TASK OBJECTIVE → Copy each line containing the word "arrow" from the records that follow, please.

INFORMATION PROVIDED →
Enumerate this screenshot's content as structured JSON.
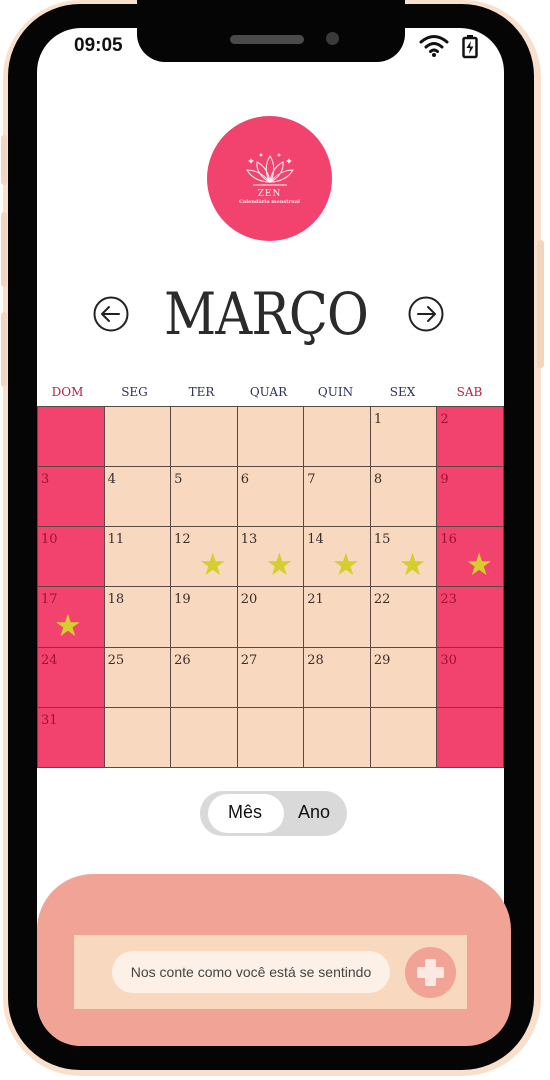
{
  "status_bar": {
    "time": "09:05",
    "icons": [
      "wifi-icon",
      "battery-charging-icon"
    ]
  },
  "logo": {
    "name": "ZEN",
    "subtitle": "Calendário menstrual",
    "icon": "lotus-icon"
  },
  "header": {
    "month": "MARÇO",
    "prev_icon": "arrow-left-circle-icon",
    "next_icon": "arrow-right-circle-icon"
  },
  "weekdays": [
    "DOM",
    "SEG",
    "TER",
    "QUAR",
    "QUIN",
    "SEX",
    "SAB"
  ],
  "calendar": {
    "weeks": [
      [
        null,
        null,
        null,
        null,
        null,
        1,
        2
      ],
      [
        3,
        4,
        5,
        6,
        7,
        8,
        9
      ],
      [
        10,
        11,
        12,
        13,
        14,
        15,
        16
      ],
      [
        17,
        18,
        19,
        20,
        21,
        22,
        23
      ],
      [
        24,
        25,
        26,
        27,
        28,
        29,
        30
      ],
      [
        31,
        null,
        null,
        null,
        null,
        null,
        null
      ]
    ],
    "starred_days": [
      12,
      13,
      14,
      15,
      16,
      17
    ],
    "star_icon": "star-icon"
  },
  "view_toggle": {
    "options": [
      "Mês",
      "Ano"
    ],
    "selected": "Mês"
  },
  "mood": {
    "placeholder": "Nos conte como você está se sentindo",
    "add_icon": "plus-icon"
  },
  "colors": {
    "weekend": "#f2436f",
    "weekday_cell": "#f8d8bf",
    "star": "#d4cf2c",
    "panel": "#f1a396"
  }
}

SOLUTION →
    "prev_icon": "arrow-left-circle-icon",
    "next_icon": "arrow-right-circle-icon"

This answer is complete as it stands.